PhD defence by Simon Klinge Nielsen on Next Generation Die Design for Biomass Pelleting
26.11.2020 kl. 13.00 - 16.00
Simon Klinge Nielsen, Department of Energy Technology, will defend the thesis "Next Generation Die Design for Biomass Pelleting"
Next Generation Die Design for Biomass Pelleting
Simon Klinge Nielsen
Associate Professor Matthias Mandø
Andreas Brinch Rosenørn, Engineering Manager, Andritz
Associate Professor Dil Muhammad Akbar Hussain
Associate Professor Henrik Sørensen, Dept. of Energy Technology, Aalborg University (Chairman)
Jens Kai Holm, Lead Chemistry Specialist, Markets & Bioenergy, Ørsted
Associate Professor Sylvia Larsson, Department of Forest Biomaterials and Technology, Swedish University of Agricultural Sciences
The production of biomass pellets involves different design- and process parameters of the pellet press, which affect the pellet properties and the operational expense of the pellet production. In the pellet press, the feedstock is compressed and converted from sawdust into solid pellets.
The die has to be custom designed for each production site due to the different properties of the feedstock used. The design of dies is partly relying on experiences from trial-and-error processes, which may involve several design iterations before the final design is developed.
The die design is correlated to the pelleting pressure, which is determined by the friction between the pellet and the die. Typical problems with dies are either that the pelleting pressure is too low to produce pellets with the required density and mechanical durability, or the pelleting pressure becomes too high. High pelleting pressure reduces the lifetime of the die and increases the power consumption of the pellet press. In case that the pelleting pressure becomes too high, the feedstock blocks the die and causes a time-consuming shutdown of the pellet press.
In this thesis, existing pelleting studies are reviewed, and experimental, and modeling studies of the physical processes in the die are performed, to obtain a better understanding of the design parameters of the die, and how these affect the pelleting process.
An extensive literature study shows that design and process parameters, such as the press channel inlet, die area, die speed, and gap size between die and roller, are rarely considered in pelleting studies. However, a few studies indicate that these parameters have a significant effect on energy consumption, and also affect the pellet durability.
The literature study also shows that the existing methods for calculating the pelleting pressure in the die's press channels are based on a set of equations that only apply for calculation of a pure cylindrical press channel.
A 1D model is developed for calculating the pelleting pressure in press channels with a conical inlet section, and experimental single pelleting tests are performed for validation of the model. Simulations of the pressure contours in press channels show that the peak pressure is located where the conical inlet meets the cylindrical channel, which also is where the wear of the channel is most pronounced. In addition to the pelleting pressure, the presented model is set up to calculate the feedstock density and the mass-specific energy consumption of the pelleting process.

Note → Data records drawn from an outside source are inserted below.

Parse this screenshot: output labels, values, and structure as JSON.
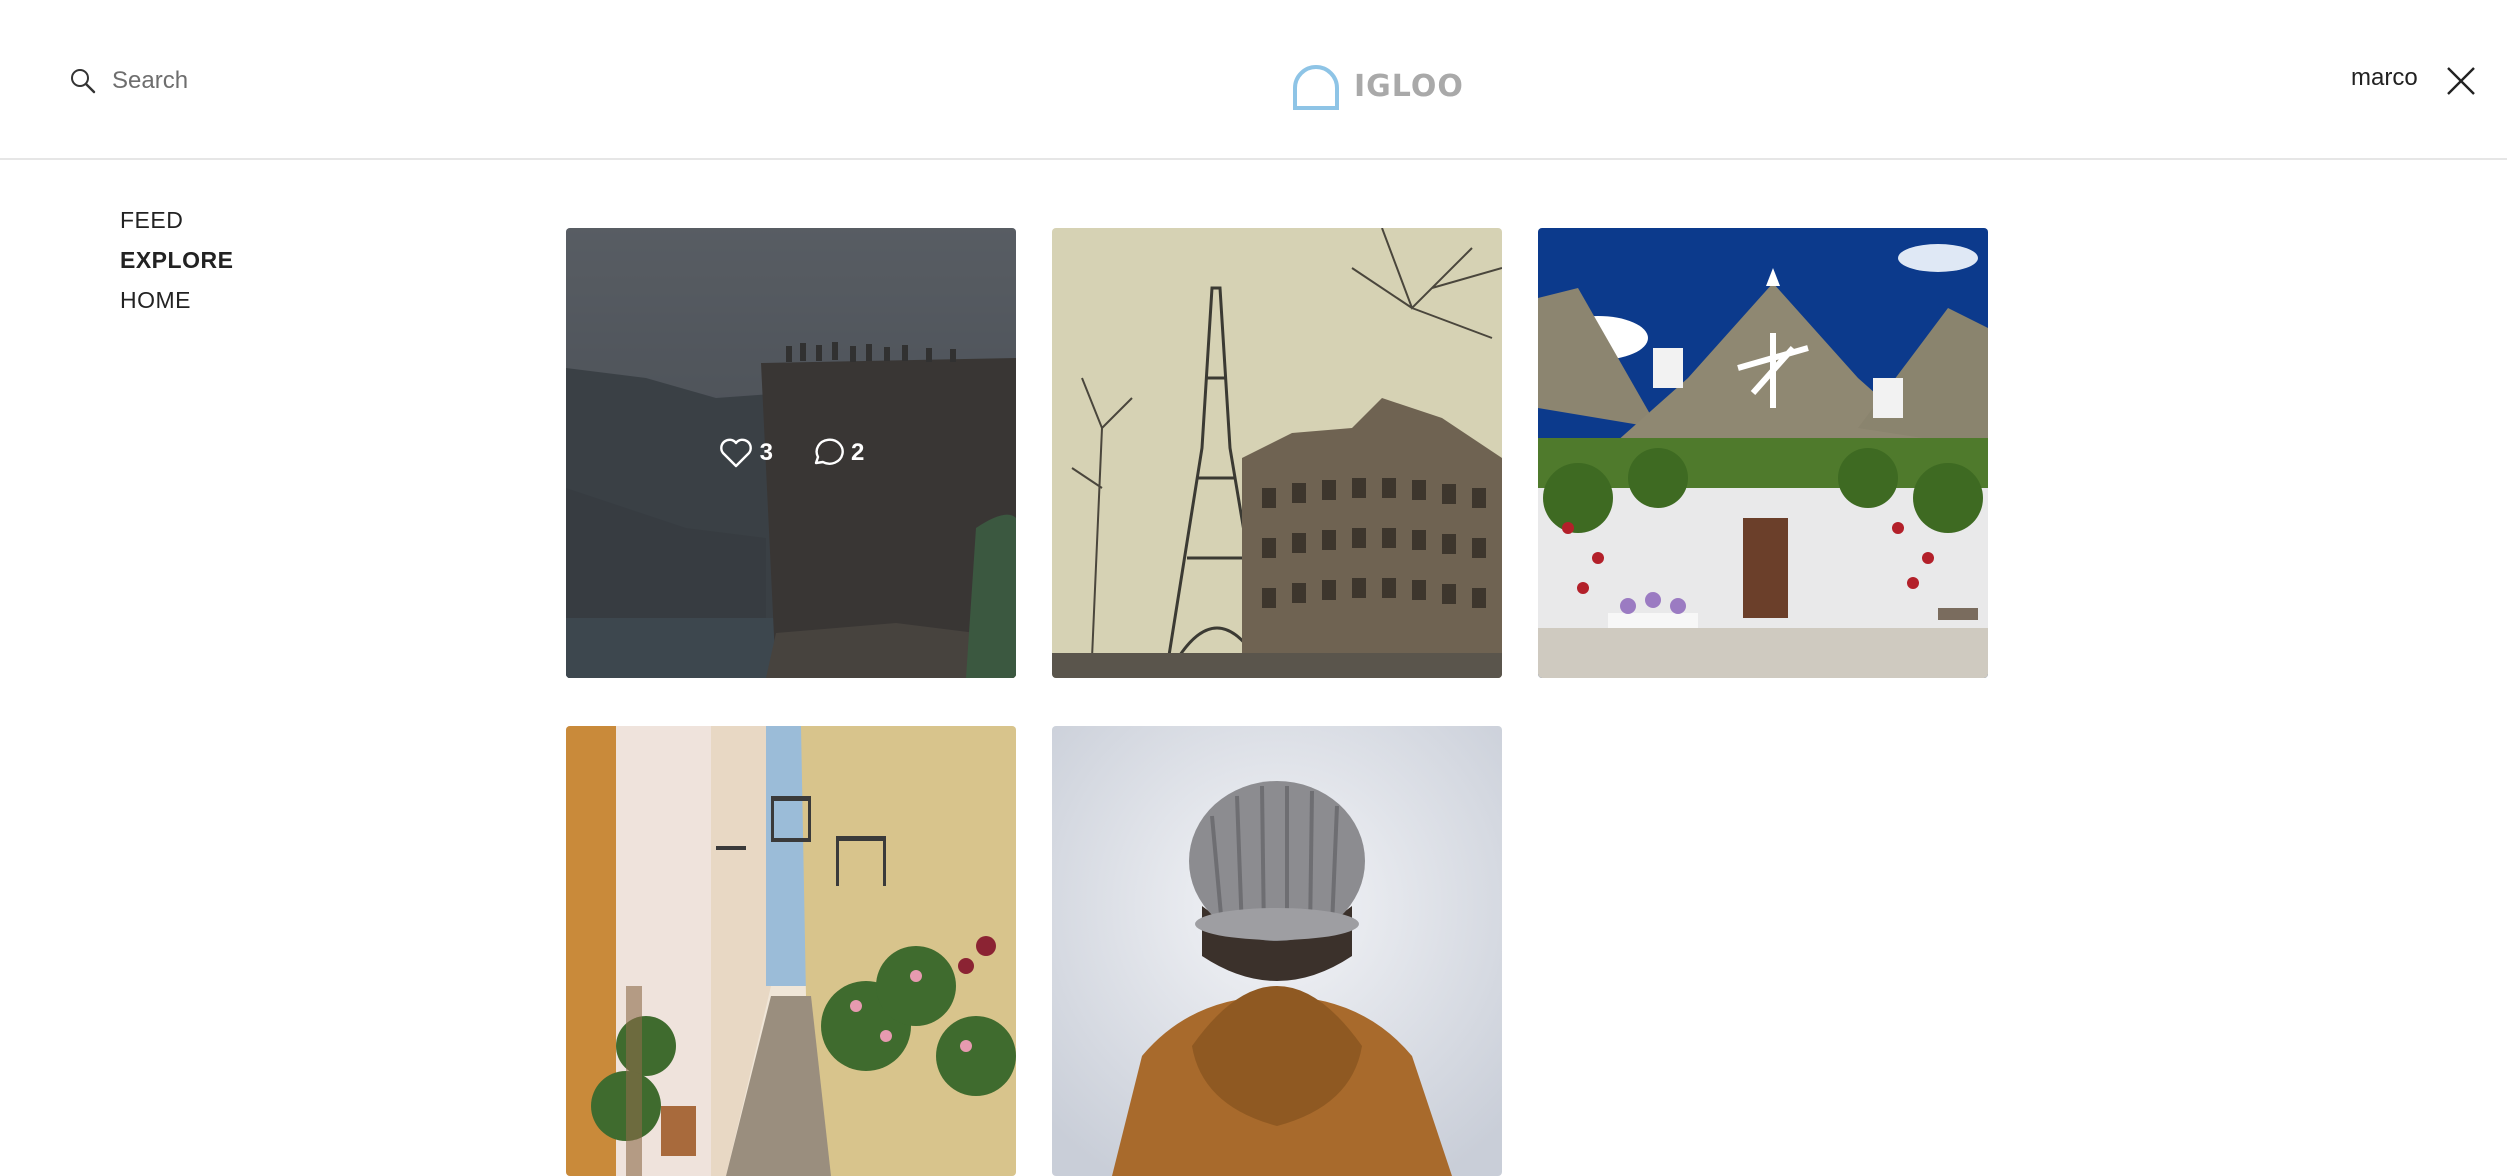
{
  "header": {
    "search": {
      "placeholder": "Search",
      "value": ""
    },
    "logo": {
      "text": "IGLOO"
    },
    "user": {
      "name": "marco"
    }
  },
  "nav": {
    "items": [
      {
        "label": "FEED",
        "active": false
      },
      {
        "label": "EXPLORE",
        "active": true
      },
      {
        "label": "HOME",
        "active": false
      }
    ]
  },
  "posts": [
    {
      "subject": "cliff overlooking fjord with people on top",
      "likes": "3",
      "comments": "2",
      "hovered": true
    },
    {
      "subject": "eiffel tower and parisian building"
    },
    {
      "subject": "trulli houses with cone roofs"
    },
    {
      "subject": "narrow alley with flowers and balconies"
    },
    {
      "subject": "person in knit beanie and brown coat"
    }
  ],
  "colors": {
    "accent": "#8ec4e6",
    "logo_text": "#a9a9a9"
  }
}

Further investigation of the press channel inlet is performed by using a novel experimental method for analyzing the feedstock motion in the press channel, and by setting up a Computational Fluid Dynamics model for simulating the feedstock flow.
The analyzes of feedstock motion in the press channel show that the conical inlet design of the press channel affects the shape of the feedstock layers in pellets, which is shown to correlate with the pellet durability. The analyzes also show cases of stagnant feedstock on the die surface and in the press channel inlet.
A pilot-scale pellet press is set up for experimental testing, where the thickness of the feedstock layer on the die surface and the gap size between die and roller are investigated.
The results show that the energy consumption of the pellet press decreases, and the pellet durability increases when the thickness of the feedstock layer on the die is increased.
The test results of the gap size between die and roller show that the energy consumption increases and the pellet durability decreases when the gap size is increased. Hence, the thickness of the feedstock layer on the die and the gap size between die and roller are found to be important process parameters in the pellet press.
The mechanical behavior of biomass feedstock is studied via constitutive modeling and experimental compression tests. The results of the constitutive modeling show that the viscoplastic behavior of compressed biomass can be modeled using an SLS Maxwell model, with two strain-hardening springs and a dashpot. The coefficients of the model elements are shown to correlate with the energy that is required for compressing the biomass, while the model's dashpot work is lowest for pellets produced with small particles, which also have the highest durability measured from the experiments.
THE DEFENCE IN ENGLISH - all are welcome.
Department of Energy Technology